Prompt – Return all the lines below in which the string "hàng" appears.
═════ Exercise input
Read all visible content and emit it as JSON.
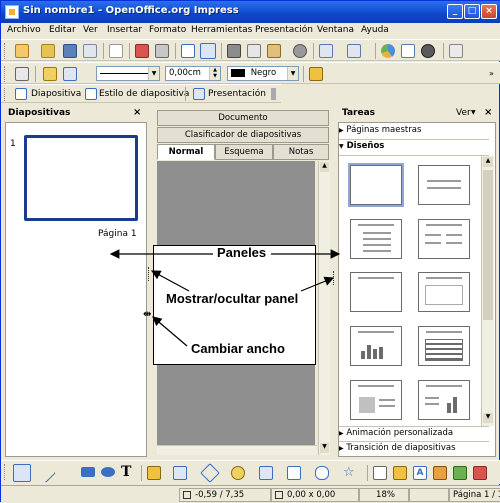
{
  "window": {
    "title": "Sin nombre1 - OpenOffice.org Impress",
    "controls": {
      "minimize": "_",
      "maximize": "□",
      "close": "×"
    }
  },
  "menubar": [
    "Archivo",
    "Editar",
    "Ver",
    "Insertar",
    "Formato",
    "Herramientas",
    "Presentación",
    "Ventana",
    "Ayuda"
  ],
  "line_toolbar": {
    "line_width": "0,00cm",
    "color": "Negro",
    "color_hex": "#000000"
  },
  "presentation_toolbar": {
    "slide_button": "Diapositiva",
    "slide_style_button": "Estilo de diapositiva",
    "presentation_button": "Presentación"
  },
  "slides_pane": {
    "title": "Diapositivas",
    "close": "×",
    "slide_number": "1",
    "slide_caption": "Página 1"
  },
  "view_tabs": {
    "top": [
      "Documento",
      "Clasificador de diapositivas"
    ],
    "bottom": [
      "Normal",
      "Esquema",
      "Notas"
    ],
    "active": "Normal"
  },
  "tasks_pane": {
    "title": "Tareas",
    "view_menu": "Ver",
    "close": "×",
    "sections": [
      {
        "label": "Páginas maestras",
        "expanded": false
      },
      {
        "label": "Diseños",
        "expanded": true
      },
      {
        "label": "Animación personalizada",
        "expanded": false
      },
      {
        "label": "Transición de diapositivas",
        "expanded": false
      }
    ],
    "layouts": [
      "blank",
      "title-only",
      "title-bullets",
      "title-two-columns",
      "title-line",
      "title-content",
      "title-chart",
      "title-table",
      "title-picture",
      "title-chart-side"
    ]
  },
  "callouts": {
    "panels": "Paneles",
    "toggle": "Mostrar/ocultar panel",
    "resize": "Cambiar ancho"
  },
  "statusbar": {
    "position": "-0,59 / 7,35",
    "size": "0,00 x 0,00",
    "zoom": "18%",
    "page": "Página 1 / 1"
  },
  "colors": {
    "titlebar": "#0d47c9",
    "selection_border": "#1c3b8c",
    "edit_area": "#8f8f8f"
  }
}
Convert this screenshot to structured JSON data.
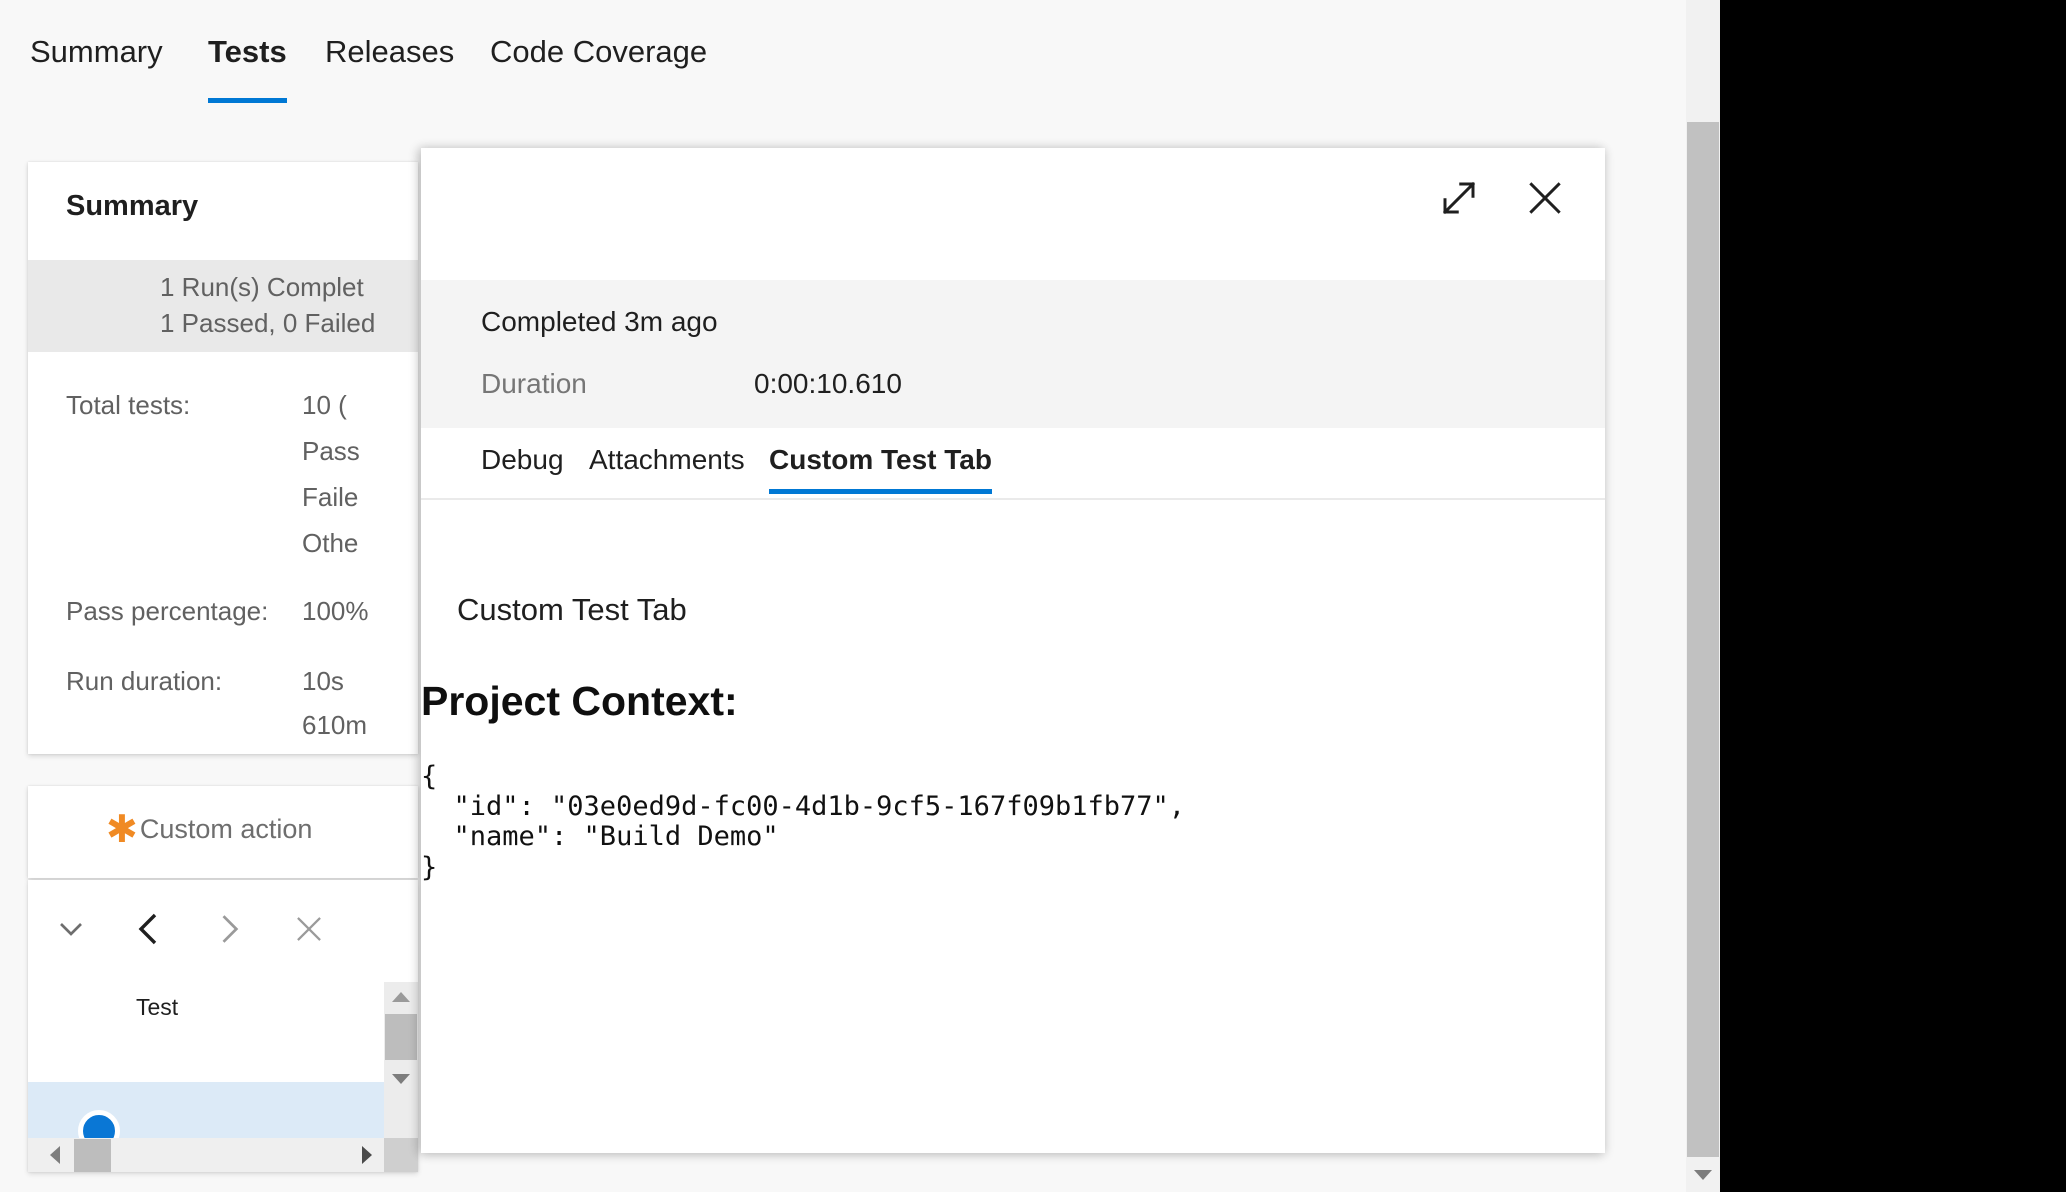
{
  "top_nav": {
    "tabs": [
      {
        "label": "Summary",
        "active": false
      },
      {
        "label": "Tests",
        "active": true
      },
      {
        "label": "Releases",
        "active": false
      },
      {
        "label": "Code Coverage",
        "active": false
      }
    ]
  },
  "summary_card": {
    "title": "Summary",
    "status_line_1": "1 Run(s) Complet",
    "status_line_2": "1 Passed, 0 Failed",
    "rows": [
      {
        "label": "Total tests:",
        "value": "10 ("
      },
      {
        "label": "",
        "value": "Pass"
      },
      {
        "label": "",
        "value": "Faile"
      },
      {
        "label": "",
        "value": "Othe"
      },
      {
        "label": "Pass percentage:",
        "value": "100%"
      },
      {
        "label": "Run duration:",
        "value": "10s"
      },
      {
        "label": "",
        "value": "610m"
      }
    ]
  },
  "custom_action": {
    "label": "Custom action",
    "icon": "asterisk-icon",
    "icon_color": "#f08a24"
  },
  "test_list": {
    "toolbar": [
      {
        "name": "chevron-down-icon"
      },
      {
        "name": "chevron-left-icon"
      },
      {
        "name": "chevron-right-icon"
      },
      {
        "name": "close-icon"
      }
    ],
    "column_header": "Test",
    "selected_row_status": "passed"
  },
  "detail_panel": {
    "header": {
      "expand_icon": "expand-diagonal-icon",
      "close_icon": "close-icon"
    },
    "completed": "Completed 3m ago",
    "duration_label": "Duration",
    "duration_value": "0:00:10.610",
    "tabs": [
      {
        "label": "Debug",
        "active": false
      },
      {
        "label": "Attachments",
        "active": false
      },
      {
        "label": "Custom Test Tab",
        "active": true
      }
    ],
    "content": {
      "subtitle": "Custom Test Tab",
      "heading": "Project Context:",
      "code": "{\n  \"id\": \"03e0ed9d-fc00-4d1b-9cf5-167f09b1fb77\",\n  \"name\": \"Build Demo\"\n}"
    }
  },
  "colors": {
    "accent_blue": "#0078d4",
    "selected_row": "#dceaf7",
    "status_circle": "#0a77d5"
  }
}
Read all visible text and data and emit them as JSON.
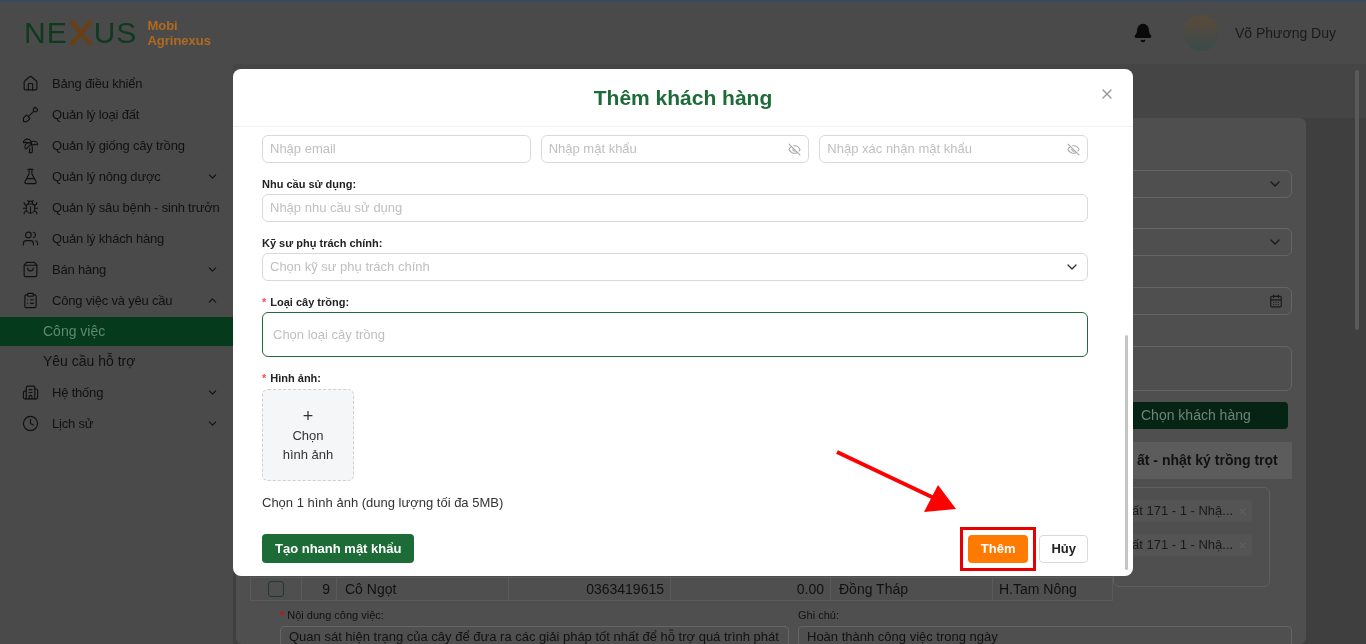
{
  "header": {
    "logo": {
      "left": "NE",
      "right": "US",
      "line1": "Mobi",
      "line2": "Agrinexus"
    },
    "user": {
      "name": "Võ Phương Duy"
    }
  },
  "sidebar": {
    "items": [
      {
        "label": "Bảng điều khiển",
        "kind": "link"
      },
      {
        "label": "Quản lý loại đất",
        "kind": "link"
      },
      {
        "label": "Quản lý giống cây trồng",
        "kind": "link"
      },
      {
        "label": "Quản lý nông dược",
        "kind": "group",
        "expanded": false
      },
      {
        "label": "Quản lý sâu bệnh - sinh trưởn",
        "kind": "link"
      },
      {
        "label": "Quản lý khách hàng",
        "kind": "link"
      },
      {
        "label": "Bán hàng",
        "kind": "group",
        "expanded": false
      },
      {
        "label": "Công việc và yêu cầu",
        "kind": "group",
        "expanded": true,
        "children": [
          {
            "label": "Công việc",
            "selected": true
          },
          {
            "label": "Yêu cầu hỗ trợ",
            "selected": false
          }
        ]
      },
      {
        "label": "Hệ thống",
        "kind": "group",
        "expanded": false
      },
      {
        "label": "Lịch sử",
        "kind": "group",
        "expanded": false
      }
    ]
  },
  "background": {
    "choose_customer_button": "Chọn khách hàng",
    "table_header": "ất - nhật ký trồng trọt",
    "tags": [
      "ất 171 - 1 - Nhậ...",
      "ất 171 - 1 - Nhậ..."
    ],
    "row": {
      "checked": false,
      "cells": [
        "9",
        "Cô Ngọt",
        "0363419615",
        "0.00",
        "Đồng Tháp",
        "H.Tam Nông"
      ]
    },
    "content_label": "Nội dung công việc:",
    "content_required": true,
    "content_value": "Quan sát hiện trạng của cây để đưa ra các giải pháp tốt nhất để hỗ trợ quá trình phát",
    "note_label": "Ghi chú:",
    "note_value": "Hoàn thành công việc trong ngày"
  },
  "modal": {
    "title": "Thêm khách hàng",
    "top_fields": [
      {
        "placeholder": "Nhập email",
        "kind": "text"
      },
      {
        "placeholder": "Nhập mật khẩu",
        "kind": "password"
      },
      {
        "placeholder": "Nhập xác nhận mật khẩu",
        "kind": "password"
      }
    ],
    "fields": [
      {
        "label": "Nhu cầu sử dụng:",
        "placeholder": "Nhập nhu cầu sử dụng",
        "kind": "text",
        "required": false,
        "focused": false
      },
      {
        "label": "Kỹ sư phụ trách chính:",
        "placeholder": "Chọn kỹ sư phụ trách chính",
        "kind": "select",
        "required": false,
        "focused": false
      },
      {
        "label": "Loại cây trồng:",
        "placeholder": "Chọn loại cây trồng",
        "kind": "tags",
        "required": true,
        "focused": true
      }
    ],
    "image": {
      "label": "Hình ảnh:",
      "required": true,
      "plus": "+",
      "upload_text": "Chọn hình ảnh",
      "hint": "Chọn 1 hình ảnh (dung lượng tối đa 5MB)"
    },
    "quick_password_button": "Tạo nhanh mật khẩu",
    "submit_button": "Thêm",
    "cancel_button": "Hủy",
    "submit_highlighted": true
  },
  "required_mark": "*"
}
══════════
Exercise solution –
        "label": "Quản lý khách hàng",
        "label": "Bán hàng",
    "choose_customer_button": "Chọn khách hàng",
    "title": "Thêm khách hàng",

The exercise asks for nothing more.